distribution in the Mozi167
in Zhou texts155156
xiang (each other, reciprocity; opposite
of zi )30, 38, 45, 4748, 5051, 53,
5658, 6063, 65, 194, 260, 262264, See
also ai , jian and li
xiao (filial, filial piety, filiality)42, 48,
5658, 82, 100, 104, 106, 113, 198, 200
xing (conduct, practice)50, 52,
183187, 190191, 194196, 199202, 211,
222
Xiu shen (Cultivating the Self;
chapter 2)7, 238
Xunzi 64 n. 77, 127, 186, 224
Xunzi

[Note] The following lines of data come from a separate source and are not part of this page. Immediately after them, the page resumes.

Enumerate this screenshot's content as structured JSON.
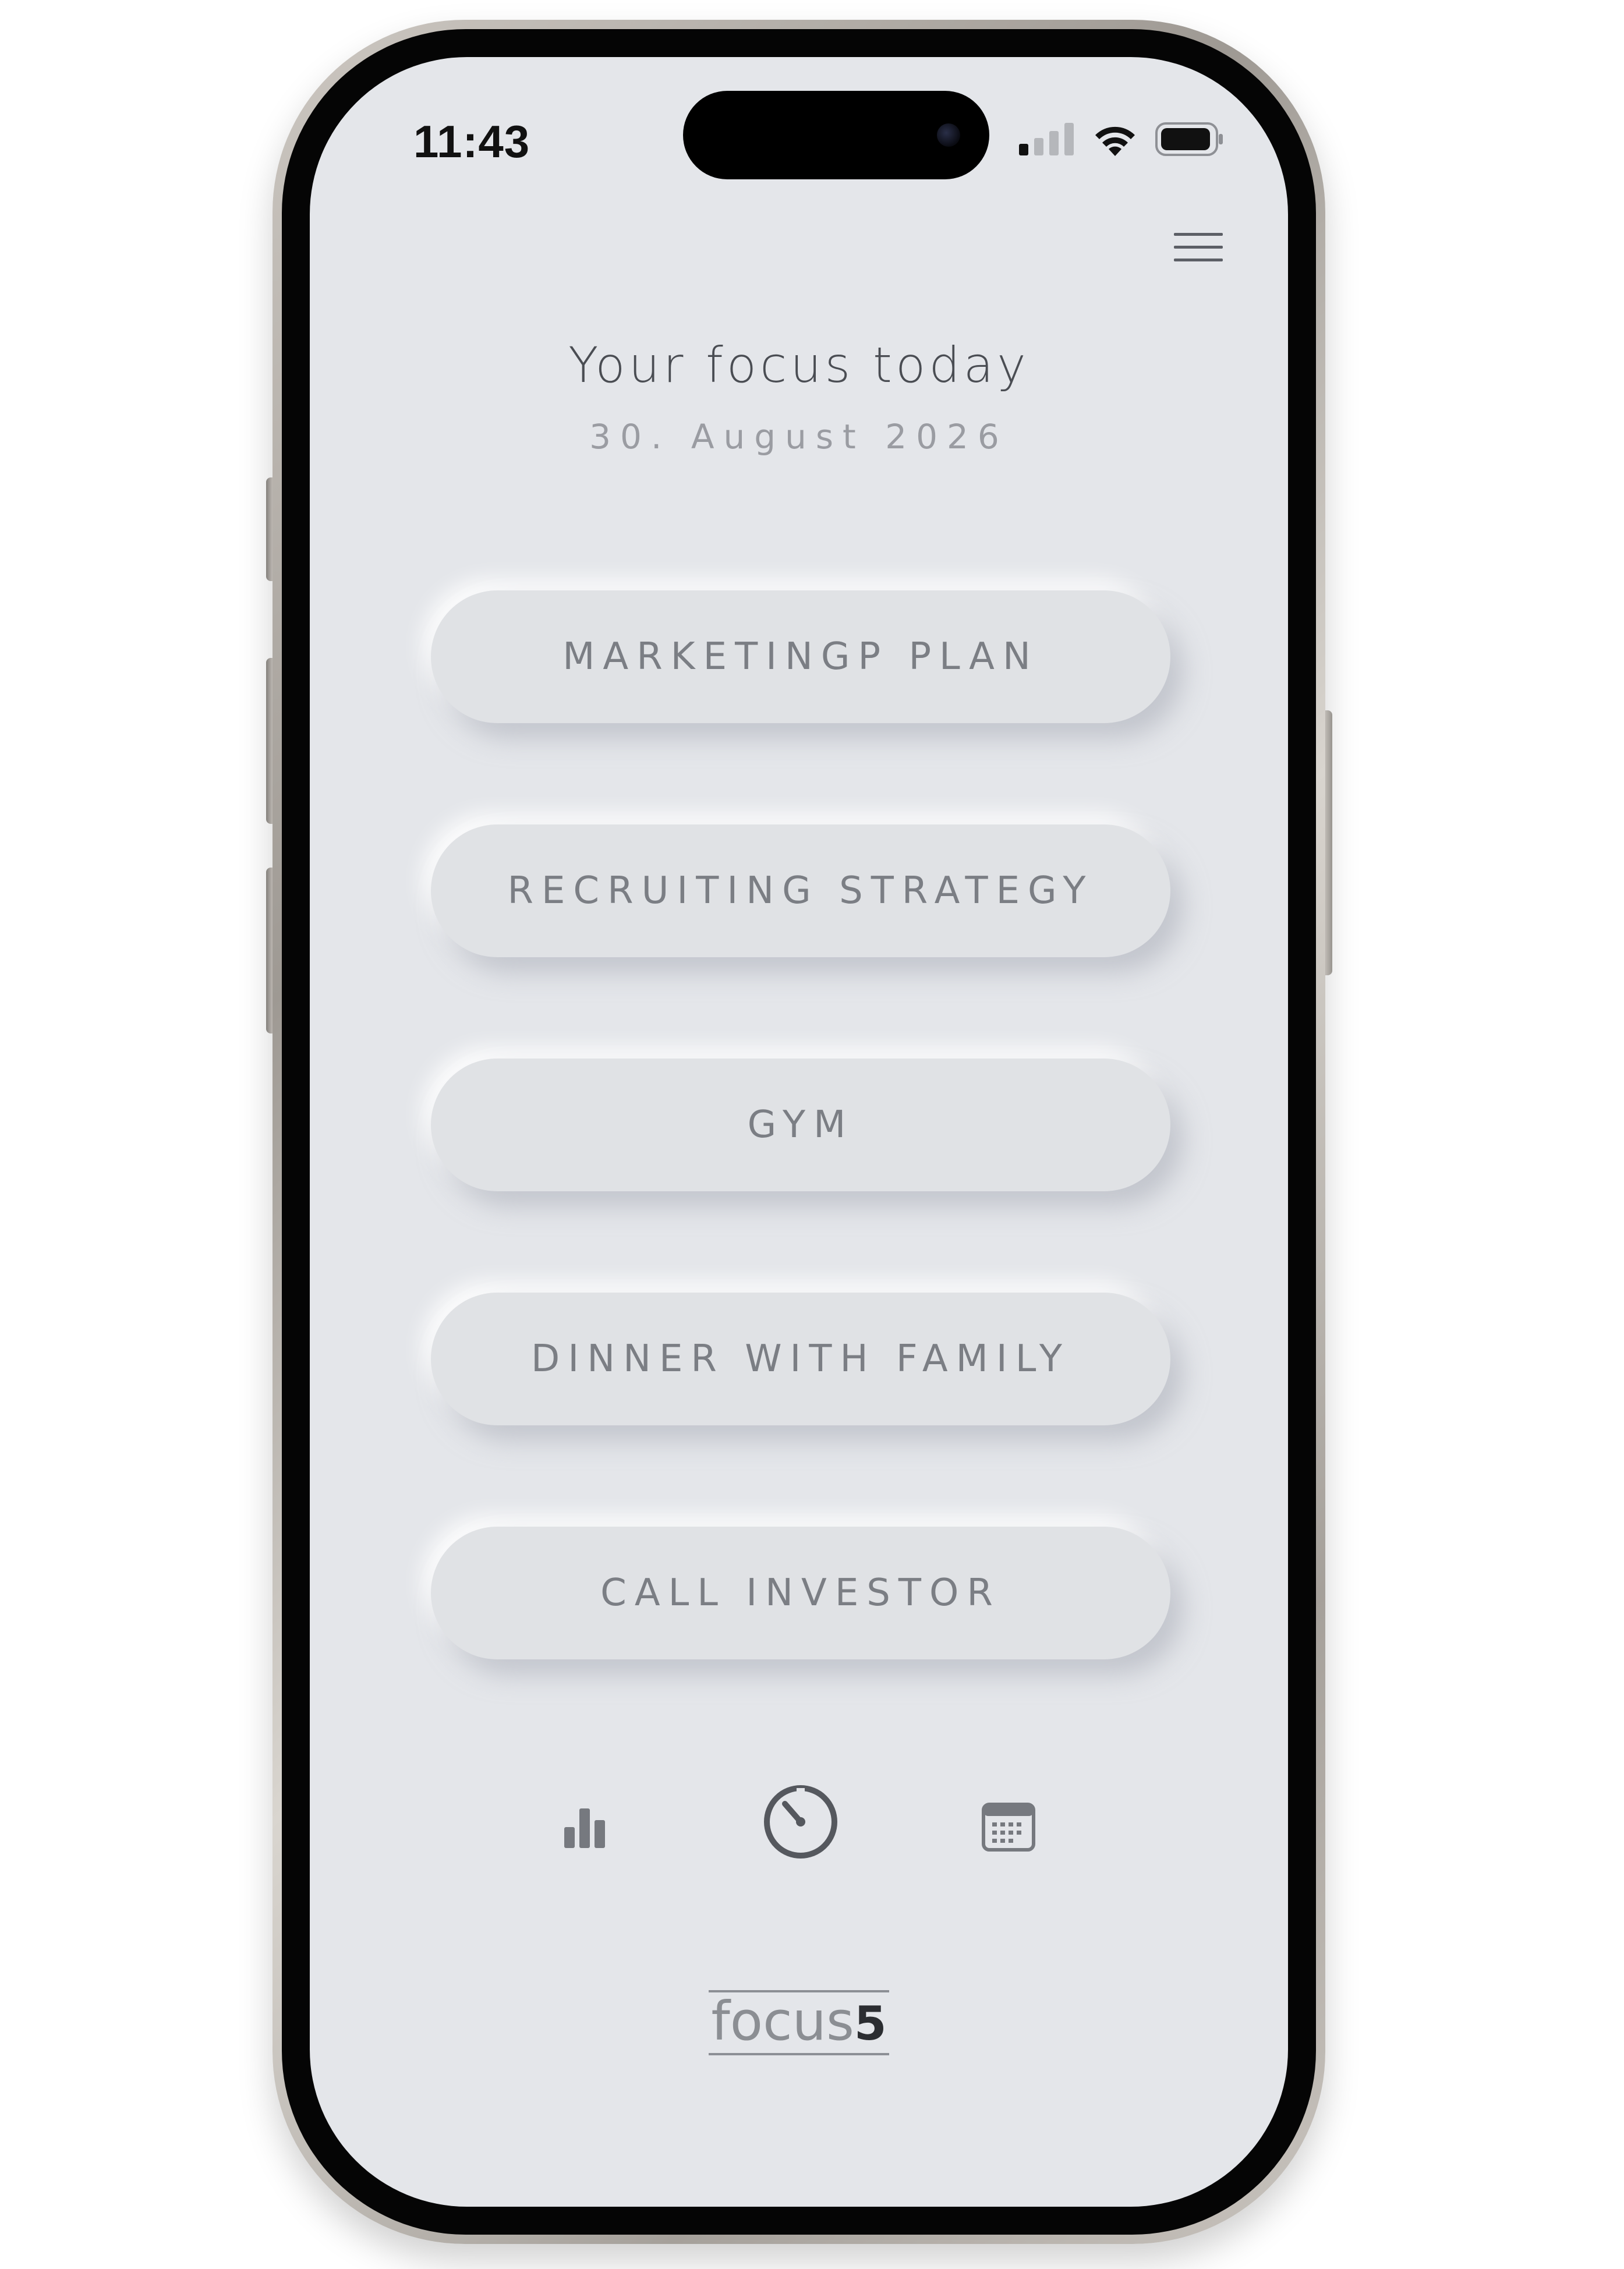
{
  "status_bar": {
    "time": "11:43",
    "icons": [
      "signal-icon",
      "wifi-icon",
      "battery-icon"
    ]
  },
  "header": {
    "menu_icon": "hamburger-menu-icon",
    "title": "Your focus today",
    "date": "30. August 2026"
  },
  "focus_items": [
    {
      "label": "MARKETINGP PLAN"
    },
    {
      "label": "RECRUITING STRATEGY"
    },
    {
      "label": "GYM"
    },
    {
      "label": "DINNER WITH FAMILY"
    },
    {
      "label": "CALL INVESTOR"
    }
  ],
  "bottom_nav": {
    "items": [
      {
        "icon": "bar-chart-icon"
      },
      {
        "icon": "timer-icon"
      },
      {
        "icon": "calendar-icon"
      }
    ]
  },
  "logo": {
    "word": "focus",
    "number": "5"
  },
  "colors": {
    "screen_background": "#e4e6ea",
    "pill_background": "#e0e2e5",
    "pill_text": "#7b7e84",
    "title_text": "#4a4d53",
    "date_text": "#9a9ca2",
    "icon_gray": "#76797f"
  }
}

Tian lun (About Heaven)19,
21, 22 n. 64, 127 n. 75, 146, 158, 207,
224
Y group. See Purist
yan (statements, teachings)177178,
183187, 190, 192, 195, 197, 203

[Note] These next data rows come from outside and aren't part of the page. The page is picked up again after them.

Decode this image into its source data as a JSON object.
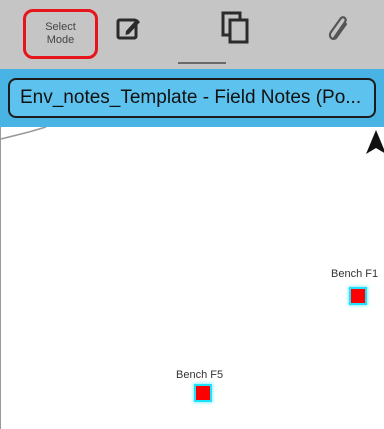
{
  "toolbar": {
    "select_mode_line1": "Select",
    "select_mode_line2": "Mode",
    "icons": [
      "edit-note-icon",
      "copy-icon",
      "paperclip-icon"
    ]
  },
  "title": {
    "text": "Env_notes_Template - Field Notes (Po..."
  },
  "map": {
    "features": [
      {
        "label": "Bench F1",
        "marker_color": "#ff0000"
      },
      {
        "label": "Bench F5",
        "marker_color": "#ff0000"
      }
    ],
    "highlight_color": "#20e0ff"
  },
  "colors": {
    "toolbar_bg": "#c5c5c5",
    "title_bar_bg": "#49b3e3",
    "title_box_bg": "#5ec2ee",
    "selection_outline": "#e8141b"
  }
}
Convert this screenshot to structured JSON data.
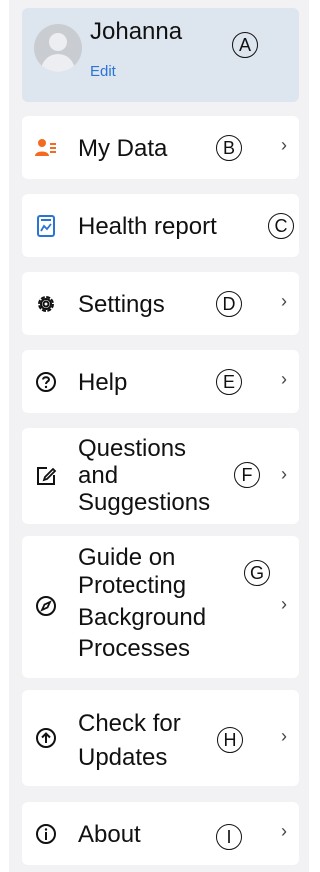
{
  "profile": {
    "name": "Johanna",
    "edit_label": "Edit",
    "marker": "A"
  },
  "menu": [
    {
      "label": "My Data",
      "marker": "B",
      "icon": "user-list-icon"
    },
    {
      "label": "Health report",
      "marker": "C",
      "icon": "report-chart-icon"
    },
    {
      "label": "Settings",
      "marker": "D",
      "icon": "gear-icon"
    },
    {
      "label": "Help",
      "marker": "E",
      "icon": "help-icon"
    },
    {
      "label_lines": [
        "Questions",
        "and",
        "Suggestions"
      ],
      "marker": "F",
      "icon": "edit-note-icon"
    },
    {
      "label_lines": [
        "Guide on",
        "Protecting",
        "Background",
        "Processes"
      ],
      "marker": "G",
      "icon": "compass-icon"
    },
    {
      "label_lines": [
        "Check for",
        "Updates"
      ],
      "marker": "H",
      "icon": "upload-icon"
    },
    {
      "label": "About",
      "marker": "I",
      "icon": "info-icon"
    }
  ],
  "chevron": "›",
  "colors": {
    "accent": "#2a74d6",
    "mydata_icon": "#f26b21",
    "panel": "#f2f2f4",
    "profile_bg": "#dde5ef"
  }
}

Yang Zhu 2 n. 4, 38
Yanzi chunqiu (Spring and
Autumn Annals by Master Yan)146,
153 n. 32, 158
Yao 32, 62, 111, 122, 125, 129, 150151,
157159, 162164, 166169, 171173, 178,
250, 264265
yi (morality, right, distributive
righteousness)17, 21, 28, 54, 73, 75, 177,
179, 185186, 192, 197, 198 n. 32, 199203,
211, 213214, 234235, 252, 258259, 261,
268
Ying Shao 141
Yinwenzi 146, 158
Yoshinaga Shinjir 15 n. 46,
38 n. 13, 40, 45 n. 28, 46, 58
Yu 32, 52, 62, 86, 110111, 122, 125, 144,
151152, 157169, 171173, 178, 196, 203,
245, 250251, 257, 264265
Yu Yue 2, 9, 10 n. 34
zei (hurt)28, 57, 62, 6566, 112, 123,
188, 243245, 260, 262
Zheng Jiewen 2 n. 3, 6 n. 21,
9 n. 31, 104 n. 22, 107 n. 25, 133, 137 n. 91,
149 n. 22,
zhu (to punish)87, 90, 9293, 112,
253
Zhuang Ziyi 99
Zhuangzi 64 n. 77, 69, 122 n. 55,
146, 158, 186187, 199, 203, 221 n. 25, 251
Tianxia (The World; chapter
33) 10
zi (oneself; opposite of xiang , jiao
). See ai
zui (crime)7379, 91, 101, 256
zun tian . See tian
Zuozhuan 145, 153154, 158